|US5195014 *||Feb 12, 1992||Mar 16, 1993||Amphenol Corporation||Transient suppression component|
|US5336115 *||Mar 26, 1993||Aug 9, 1994||Itt Corporation||Surge suppression filter contact connector|
|US5509821 *||Nov 14, 1994||Apr 23, 1996||Itt Corporation||D-sub connector|
|US5701665 *||Jan 19, 1993||Dec 30, 1997||The Whitaker Corporation||Pi signal frequency filter method of manufacture|
|US6071144 *||Aug 5, 1999||Jun 6, 2000||Tang; Danny Q.||Hermetically sealed F-connector|
|US6848942 *||Jan 12, 2000||Feb 1, 2005||Molex Incorporated||Connectors having supportive barrier components|
|US7837479 *||Jul 16, 2009||Nov 23, 2010||Tyco Electronics Corporation||Mezzanine connector assembly having coated contacts|
|US8007316 *||Jun 29, 2009||Aug 30, 2011||Tyco Electronics Corporation||Contact assembly having an integrally formed capacitive element|
|US8337227 *||Mar 11, 2009||Dec 25, 2012||Sumitomo Wiring Systems, Ltd.||Water stop structure for wire harness|
|US9088092 *||Sep 22, 2013||Jul 21, 2015||Hon Hai Precision Industry Co., Ltd.||Electrical connector|
|US20070093080 *||Jul 28, 2006||Apr 26, 2007||Deutsch Engineered Connecting Devices||Pin contact with direct in-line connection to equalization component|
|US20100330851 *||Jun 29, 2009||Dec 30, 2010||Tyco Electronics Corporation||Contact assembly having an integrally formed capacitive element|
|US20110053398 *||Mar 11, 2009||Mar 3, 2011||Sumitomo Wiring Systems, Ltd.||Water stop structure for wire harness|
|US20140087576 *||Sep 22, 2013||Mar 27, 2014||Hon Hai Precision Industry Co., Ltd.||Electrical connector|

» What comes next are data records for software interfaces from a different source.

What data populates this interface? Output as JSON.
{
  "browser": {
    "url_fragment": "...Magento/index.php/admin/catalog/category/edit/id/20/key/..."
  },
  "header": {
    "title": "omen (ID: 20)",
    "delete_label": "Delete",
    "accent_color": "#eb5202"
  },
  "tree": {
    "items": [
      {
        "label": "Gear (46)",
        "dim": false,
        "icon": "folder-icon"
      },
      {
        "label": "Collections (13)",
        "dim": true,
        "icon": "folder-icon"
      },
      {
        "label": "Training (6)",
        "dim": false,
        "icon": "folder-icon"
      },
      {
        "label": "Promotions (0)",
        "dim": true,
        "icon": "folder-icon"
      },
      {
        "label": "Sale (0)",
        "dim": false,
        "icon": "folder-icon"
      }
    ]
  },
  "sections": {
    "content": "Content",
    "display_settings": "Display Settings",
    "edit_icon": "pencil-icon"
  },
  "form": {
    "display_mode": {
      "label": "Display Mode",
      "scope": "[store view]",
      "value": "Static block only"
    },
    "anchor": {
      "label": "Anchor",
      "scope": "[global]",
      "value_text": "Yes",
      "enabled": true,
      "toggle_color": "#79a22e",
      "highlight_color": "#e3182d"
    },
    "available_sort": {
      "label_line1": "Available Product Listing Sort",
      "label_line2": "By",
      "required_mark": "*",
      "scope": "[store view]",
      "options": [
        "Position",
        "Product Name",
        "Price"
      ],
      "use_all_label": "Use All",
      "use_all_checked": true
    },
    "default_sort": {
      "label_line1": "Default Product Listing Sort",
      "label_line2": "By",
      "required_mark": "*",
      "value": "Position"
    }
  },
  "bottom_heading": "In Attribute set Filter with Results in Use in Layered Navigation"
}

|EP0165149A1 *||May 21, 1985||Dec 18, 1985||Compagnie Europeenne De Composants Electroniques Lcc||Filter contact and its use in electrical connectors|
|WO2000014829A1 *||Aug 5, 1999||Mar 16, 2000||Tang Danny Q||Hermetically sealed f-connector|
|U.S. Classification||439/589, 439/620.5, 333/182|
|Jun 12, 1992||AS||Assignment|
Owner name: AMPHENOL CORPORATION A CORP. OF DELAWARE
Free format text: RELEASED BY SECURED PARTY;ASSIGNOR:CANADIAN IMPERIAL BANK OF COMMERCE;REEL/FRAME:006147/0887
Effective date: 19911114
|Oct 1, 1987||AS||Assignment|
Owner name: AMPHENOL CORPORATION, LISLE, ILLINOIS A CORP. OF D
Free format text: ASSIGNMENT OF ASSIGNORS INTEREST.;ASSIGNOR:ALLIED CORPORATION, A CORP. OF NY;REEL/FRAME:004844/0850
Effective date: 19870602
Free format text: ASSIGNMENT OF ASSIGNORS INTEREST;ASSIGNOR:ALLIED CORPORATION, A CORP. OF NY;REEL/FRAME:004844/0850
Owner name: AMPHENOL CORPORATION, A CORP. OF DE, ILLINOIS
|Jul 2, 1987||AS||Assignment|
Owner name: ALLIED CORPORATION, A CORP. OF NY
Free format text: MERGER;ASSIGNOR:BENDIX CORPORATION, THE,;REEL/FRAME:004765/0709
Effective date: 19850401
Owner name: CANADIAN IMPERIAL BANK OF COMMERCE, NEW YORK AGENC
Free format text: SECURITY INTEREST;ASSIGNOR:AMPHENOL CORPORATION;REEL/FRAME:004879/0030
Effective date: 19870515